Task to complete
Reproduce every entry precisely as written.

Content starts

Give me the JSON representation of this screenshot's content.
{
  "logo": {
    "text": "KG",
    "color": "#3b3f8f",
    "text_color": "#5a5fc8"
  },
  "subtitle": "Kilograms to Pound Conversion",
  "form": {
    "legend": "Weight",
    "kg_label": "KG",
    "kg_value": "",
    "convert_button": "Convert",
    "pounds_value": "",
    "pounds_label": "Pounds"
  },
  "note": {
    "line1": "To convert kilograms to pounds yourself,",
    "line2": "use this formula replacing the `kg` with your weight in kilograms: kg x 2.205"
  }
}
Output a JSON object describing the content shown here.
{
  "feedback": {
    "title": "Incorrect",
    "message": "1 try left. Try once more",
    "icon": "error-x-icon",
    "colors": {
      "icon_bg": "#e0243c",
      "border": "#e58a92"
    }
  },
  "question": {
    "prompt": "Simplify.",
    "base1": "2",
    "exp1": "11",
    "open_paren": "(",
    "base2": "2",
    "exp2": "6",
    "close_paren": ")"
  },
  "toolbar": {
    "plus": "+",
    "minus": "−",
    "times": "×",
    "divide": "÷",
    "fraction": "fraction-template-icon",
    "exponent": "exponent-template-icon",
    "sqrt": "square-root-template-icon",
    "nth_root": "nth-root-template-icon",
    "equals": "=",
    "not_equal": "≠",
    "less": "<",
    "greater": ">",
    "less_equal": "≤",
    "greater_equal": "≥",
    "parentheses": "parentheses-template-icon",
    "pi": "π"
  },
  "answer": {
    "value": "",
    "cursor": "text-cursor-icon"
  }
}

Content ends

Solved problem
Give me the JSON representation of this screenshot's content.
{
  "logo": {
    "text": "KG",
    "color": "#3b3f8f",
    "text_color": "#5a5fc8"
  },
  "subtitle": "Kilograms to Pound Conversion",
  "form": {
    "legend": "Weight",
    "kg_label": "KG",
    "kg_value": "",
    "convert_button": "Convert",
    "pounds_value": "",
    "pounds_label": "Pounds"
  },
  "note": {
    "line1": "To convert kilograms to pounds yourself,",
    "line2": "use this formula replacing the `kg` with your weight in kilograms: kg x 2.205"
  }
}
Output a JSON object describing the content shown here.
{
  "feedback": {
    "title": "Incorrect",
    "message": "1 try left. Try once more",
    "icon": "error-x-icon",
    "colors": {
      "icon_bg": "#e0243c",
      "border": "#e58a92"
    }
  },
  "question": {
    "prompt": "Simplify.",
    "base1": "2",
    "exp1": "11",
    "open_paren": "(",
    "base2": "2",
    "exp2": "6",
    "close_paren": ")"
  },
  "toolbar": {
    "plus": "+",
    "minus": "−",
    "times": "×",
    "divide": "÷",
    "fraction": "fraction-template-icon",
    "exponent": "exponent-template-icon",
    "sqrt": "square-root-template-icon",
    "nth_root": "nth-root-template-icon",
    "equals": "=",
    "not_equal": "≠",
    "less": "<",
    "greater": ">",
    "less_equal": "≤",
    "greater_equal": "≥",
    "parentheses": "parentheses-template-icon",
    "pi": "π"
  },
  "answer": {
    "value": "",
    "cursor": "text-cursor-icon"
  }
}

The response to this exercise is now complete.